See also: ‘Timothy Conway PhD – On ‘The Hislop Letters’

List of References, with additional comments

Dale Beyerstein:
1994: Sai Baba’s Miracles. An Overview, Podanur, India, 1994. (Also published in The Indian Skeptic and online. Now available on this web page.
See especially Sections 16-26 of ‘Did Sai Baba Resurrect Someone from the Dead?
1996: ‘Sai Baba’, in Gordon Stein (ed.), The Encyclopedia of the Paranormal, New York, Prometheus, Books, pp. 653-656.

Eruch B. Fanibunda, Vision of the Divine, Bombay, Sri Sathya Sai Books and Publications, 1976, p. 10.

Elaine W. Gries, Essence of Divinity, Ithaca, New York, Santhi Publishers, 2003.

Erlendur Haraldsson,
1987: ‘Miracles Are My Visiting Cards’. An Investigative Report on the Psychic Phenomena Associated with Sathya Sai Baba, London, Century Paperbacks. [Also marketed for sale in India only by Prasanthi Publications of New Delhi.]
1996: Modern Miracles, Norwalk, CT, Hastings House. [The latter has the same content as the new Indian edition: personal communication from the author.]

Hislop, John S.:
1985: Conversations with Bhagavan Sri Sathya Sai Baba, enlarged Indian edition, Prasanthi Nilayam, Sri Sathya Sai Books and Publications Trust.
Original short version: Conversations with Sathya Sai Baba, San Diego, Birth Day, 1978.
1979: ‘Things are not as They Seem to Be’, Golden Age, 1979, pp. 32-40.
1986: My Baba and I, Prasanthi Nilayam, Sri Sathya Sai Books and Publications Trust.
1997: Seeking Divinity [Talks by Dr John S. Hislop], Tustin, Sathya Sai Society of America.

The Indian Skeptic, See

N[arayan] Kasturi:
1961-1980: Sathyam Sivam Sundaram. The Life of Bhagavan Sri Sathya Sai Baba, 4 vols., Prasanthi Nilayam, Sri Sathya Sai Books and Publications. [There is also an American edition.]

Peggy Mason and Ron Laing [Mason], Sathya Sai Baba. Embodiment of Love, London, Sawbridge, 1982. [3rd ed., Bath, Gateway Books]

R. Padmanaban (ed.), Love is My Form. Vol. 1, Puttaparthi, Sai Towers, 2000. [The planned production of several further volumes was suspended in 2002.]

Peter Phipps
1994: Sathya Sai Baba and Jesus Christ. A Gospel for the Golden Age, Sathya Sai Publications of New Zealand, Auckland.
1997: Greater than You Know, Sathya Sai Publications of New Zealand, Auckland.

Samuel H. Sandweiss:
SAI BABA. The Holy Man ... and the Psychiatrist, San Diego, Birth Day, 1975.

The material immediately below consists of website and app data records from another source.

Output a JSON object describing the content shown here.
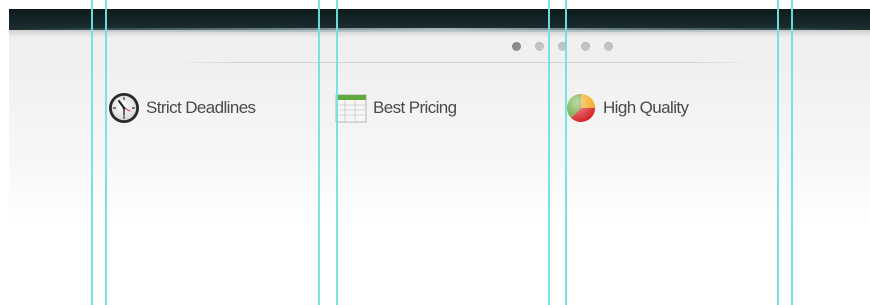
{
  "header": {
    "bar_color": "#132325"
  },
  "slider": {
    "page_count": 5,
    "active_index": 0,
    "dots": [
      {
        "label": "slide-1",
        "active": true
      },
      {
        "label": "slide-2",
        "active": false
      },
      {
        "label": "slide-3",
        "active": false
      },
      {
        "label": "slide-4",
        "active": false
      },
      {
        "label": "slide-5",
        "active": false
      }
    ]
  },
  "features": [
    {
      "icon": "clock-icon",
      "label": "Strict Deadlines"
    },
    {
      "icon": "spreadsheet-icon",
      "label": "Best Pricing"
    },
    {
      "icon": "pie-chart-icon",
      "label": "High Quality"
    }
  ],
  "guides": {
    "color": "#6ee3e3",
    "count": 8
  }
}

For further reference:
Sathya Sai Baba, Elsie and Walter Cowan, and John Hislop.
A Discredited 1971 Resurrection Claim

Presenting Sathya Sai Baba to the World